Gender, Sexuality and Women's Studies (GSWS)

Receive updates for this collection

Evidence Brief: Youth and Public Transit

Peer reviewed: 
No, item is not peer reviewed.
Date created: 
2021-12-14
Abstract: 

This short report summarizes the literature related to youth and transit, with a focus on demand, barriers, youth advocacy, various types of passes (i.e., U-PASS, free or reduced-fares), and active transportation.

Document type: 
Article
File(s): 

Free and Reduced-Fare Transportation for Youth

Peer reviewed: 
No, item is not peer reviewed.
Date created: 
2021-12-14
Abstract: 

This short report summarizes the literature related to free and reduced-fare transportation for youth, including motivations for such programs, Canadian initiatives, and assessments.

Document type: 
Article
File(s): 

Youth and Public Transit: A Knowledge Synthesis of Recent Publications

Peer reviewed: 
No, item is not peer reviewed.
Date created: 
2021-12-14
Abstract: 

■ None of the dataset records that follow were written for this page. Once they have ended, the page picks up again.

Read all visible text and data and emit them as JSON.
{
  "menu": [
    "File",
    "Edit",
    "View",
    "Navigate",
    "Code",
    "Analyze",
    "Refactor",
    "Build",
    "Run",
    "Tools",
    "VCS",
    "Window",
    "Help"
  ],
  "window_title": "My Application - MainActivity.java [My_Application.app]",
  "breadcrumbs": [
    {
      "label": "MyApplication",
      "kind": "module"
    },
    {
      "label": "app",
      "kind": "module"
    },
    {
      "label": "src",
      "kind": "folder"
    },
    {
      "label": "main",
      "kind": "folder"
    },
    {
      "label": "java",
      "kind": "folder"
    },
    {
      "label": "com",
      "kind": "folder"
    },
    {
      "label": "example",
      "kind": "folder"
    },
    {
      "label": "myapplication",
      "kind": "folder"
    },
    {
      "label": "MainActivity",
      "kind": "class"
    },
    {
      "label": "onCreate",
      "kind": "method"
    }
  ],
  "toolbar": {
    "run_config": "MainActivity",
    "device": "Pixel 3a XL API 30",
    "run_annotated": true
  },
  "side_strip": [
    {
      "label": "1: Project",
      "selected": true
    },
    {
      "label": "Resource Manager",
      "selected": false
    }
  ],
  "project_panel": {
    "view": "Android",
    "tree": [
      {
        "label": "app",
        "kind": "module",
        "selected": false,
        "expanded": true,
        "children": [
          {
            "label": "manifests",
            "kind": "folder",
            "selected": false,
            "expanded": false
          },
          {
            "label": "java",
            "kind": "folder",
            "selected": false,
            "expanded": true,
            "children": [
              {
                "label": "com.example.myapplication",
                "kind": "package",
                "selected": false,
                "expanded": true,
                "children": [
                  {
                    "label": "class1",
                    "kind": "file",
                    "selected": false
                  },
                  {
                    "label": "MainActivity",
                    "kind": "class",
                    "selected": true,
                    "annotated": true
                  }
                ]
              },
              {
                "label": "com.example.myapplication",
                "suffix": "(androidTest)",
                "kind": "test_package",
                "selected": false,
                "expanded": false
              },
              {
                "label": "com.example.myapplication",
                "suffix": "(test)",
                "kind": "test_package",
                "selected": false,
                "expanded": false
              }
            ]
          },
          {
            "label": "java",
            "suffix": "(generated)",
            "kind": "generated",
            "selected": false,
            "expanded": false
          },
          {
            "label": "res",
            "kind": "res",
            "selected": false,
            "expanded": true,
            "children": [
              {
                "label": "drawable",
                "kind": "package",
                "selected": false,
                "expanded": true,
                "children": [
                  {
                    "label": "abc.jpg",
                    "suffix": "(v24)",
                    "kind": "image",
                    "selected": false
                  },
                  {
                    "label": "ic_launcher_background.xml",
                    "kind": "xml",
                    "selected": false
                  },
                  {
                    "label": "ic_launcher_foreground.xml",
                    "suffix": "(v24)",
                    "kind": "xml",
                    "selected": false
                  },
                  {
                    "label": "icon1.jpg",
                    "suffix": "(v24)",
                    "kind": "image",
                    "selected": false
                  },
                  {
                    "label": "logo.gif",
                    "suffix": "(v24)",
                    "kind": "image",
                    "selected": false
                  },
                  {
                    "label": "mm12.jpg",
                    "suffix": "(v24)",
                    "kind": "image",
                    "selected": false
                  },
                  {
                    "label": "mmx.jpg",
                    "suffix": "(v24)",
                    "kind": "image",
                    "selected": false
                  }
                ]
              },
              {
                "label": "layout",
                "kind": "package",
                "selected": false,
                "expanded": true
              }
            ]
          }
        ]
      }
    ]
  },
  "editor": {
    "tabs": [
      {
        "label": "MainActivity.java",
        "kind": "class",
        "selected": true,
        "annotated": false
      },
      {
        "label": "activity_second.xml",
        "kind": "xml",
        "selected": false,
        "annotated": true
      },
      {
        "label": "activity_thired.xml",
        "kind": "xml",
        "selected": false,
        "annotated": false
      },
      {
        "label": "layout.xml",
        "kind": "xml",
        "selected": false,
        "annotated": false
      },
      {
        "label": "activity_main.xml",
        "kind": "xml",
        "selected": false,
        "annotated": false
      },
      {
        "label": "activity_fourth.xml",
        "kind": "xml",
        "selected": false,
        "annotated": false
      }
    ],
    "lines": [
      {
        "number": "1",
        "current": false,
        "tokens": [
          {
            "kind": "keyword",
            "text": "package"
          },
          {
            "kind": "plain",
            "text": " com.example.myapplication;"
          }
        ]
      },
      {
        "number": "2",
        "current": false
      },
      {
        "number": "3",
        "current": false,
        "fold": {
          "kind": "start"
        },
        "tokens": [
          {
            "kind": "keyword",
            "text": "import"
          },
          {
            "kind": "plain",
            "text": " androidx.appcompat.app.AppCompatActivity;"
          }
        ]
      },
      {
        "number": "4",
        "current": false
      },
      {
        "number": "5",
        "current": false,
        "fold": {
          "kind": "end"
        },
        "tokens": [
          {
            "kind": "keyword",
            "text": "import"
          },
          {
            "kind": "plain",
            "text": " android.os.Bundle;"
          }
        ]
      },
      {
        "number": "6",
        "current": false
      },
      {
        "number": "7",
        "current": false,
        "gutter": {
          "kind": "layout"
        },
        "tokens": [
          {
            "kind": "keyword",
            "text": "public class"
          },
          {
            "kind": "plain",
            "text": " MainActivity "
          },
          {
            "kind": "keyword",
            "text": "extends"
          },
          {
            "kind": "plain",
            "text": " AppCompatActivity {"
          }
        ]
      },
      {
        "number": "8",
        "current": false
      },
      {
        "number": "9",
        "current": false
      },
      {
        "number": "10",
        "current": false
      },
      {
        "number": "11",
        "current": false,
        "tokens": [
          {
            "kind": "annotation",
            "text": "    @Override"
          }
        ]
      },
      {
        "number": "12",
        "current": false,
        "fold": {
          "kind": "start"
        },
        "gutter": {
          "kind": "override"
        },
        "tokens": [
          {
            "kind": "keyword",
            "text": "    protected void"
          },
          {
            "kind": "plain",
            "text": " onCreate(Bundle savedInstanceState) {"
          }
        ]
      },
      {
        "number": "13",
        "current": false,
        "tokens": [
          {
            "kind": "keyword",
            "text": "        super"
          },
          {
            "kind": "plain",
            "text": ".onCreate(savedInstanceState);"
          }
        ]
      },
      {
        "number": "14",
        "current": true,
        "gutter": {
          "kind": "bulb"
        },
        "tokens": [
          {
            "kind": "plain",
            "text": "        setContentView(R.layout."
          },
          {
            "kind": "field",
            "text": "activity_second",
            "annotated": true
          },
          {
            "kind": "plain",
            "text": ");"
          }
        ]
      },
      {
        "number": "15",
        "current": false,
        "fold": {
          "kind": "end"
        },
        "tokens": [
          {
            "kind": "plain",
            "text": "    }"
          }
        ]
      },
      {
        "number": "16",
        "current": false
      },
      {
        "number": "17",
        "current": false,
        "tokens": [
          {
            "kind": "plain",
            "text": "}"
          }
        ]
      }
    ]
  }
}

Historically, youth (13-25) have been one of the most active user groups of public transit in Canada, accounting for one-third of ridership nation-wide, and up to two-thirds in cities such as Moose Jaw, SK and Red Deer, AB (Canadian Urban Transit Association, 2004). Despite their high usage of public transportation, youth as a specific category of riders have received an underwhelming amount of focus by academics and transit authorities. This report synthesizes the last ten years of evidence, policy, and pilot projects related to youth as a public transportation user group in order to provide an up-to-date summary of the state of knowledge in this area. Youth and public transportation research is identified and evaluated, including data sources and gaps. Media coverage of the issue is also considered, as many of the concerns of youth, public debates, and pilot programs related to youth and public transit are only referenced in this format. The final section of this work consists of an evidence-based agenda for future research and policy, with an eye toward enhancing the equity of access to transit systems for youth riders.

Document type: 
Article
File(s): 

Talking Back: Trans Youth and Resilience in Action

Peer reviewed: 
Yes, item is peer reviewed.
Date created: 
2020-05-12
Abstract: 

In 2015 the Gender Vectors research team received a major research grant to conduct research with and about trans-gender youth in the Greater Vancouver Area. A unique aspect of this research project involved combining social action research with the development of a prototype of a video game as a knowledge translation tool to depict the life experiences of trans youth. We draw on transformative gender just-ice theory to document and address the diminished life chances of and the need to promote resilience among trans youth in the region and more broadly, across Canada and the United States. This article provides an overview of the research project and concludes by identifying key insights relating to resiliency that resulted from 15 narrative interviews with trans-gender youth, focus group meetings with the Project’s Youth Advisory  Council,  and  dialog  from  an inter-generational workshop  for  transgender  youth  and  adult care/service providers and allies. These themes informed the creation of the prototype.

Document type: 
Article

New Machine, Old Cough: Technology and Tuberculosis in Patna

Author: 
Peer reviewed: 
Yes, item is peer reviewed.
Date created: 
2020-04-03
Abstract: 

In 2013, a new technology, GeneXpert, was introduced in India, which, in addition to testing for TB, could also diagnose whether the detected strain was drug resistant. By detecting the bacterium more effectively than other available tests and simultaneously testing for resistance, GeneXpert promised to reduce the delay in diagnosis and hence ineffective treatments. The new test was introduced to multiple cities via a coalition that included global health funding bodies, the government of India, the World Health Organization, and non-governmental organizations. Despite the concerted effort of the coalition, among formal providers (those trained in biomedicine) in the private sector, the new technology was not adopted as quickly as had been hoped. Examining formal providers' initial responses to the technology's introduction in the city of Patna reveals how the adoption of new technology can be influenced by the particularities of the local medical market such as the availability of diagnostic tests, presence of informal providers, and reputation of formal providers. While protocols and operations might seem standardized across implementation plans, the work that is required to ensure success must take into account the particular role that the market plays from site to site.

Document type: 
Article
File(s):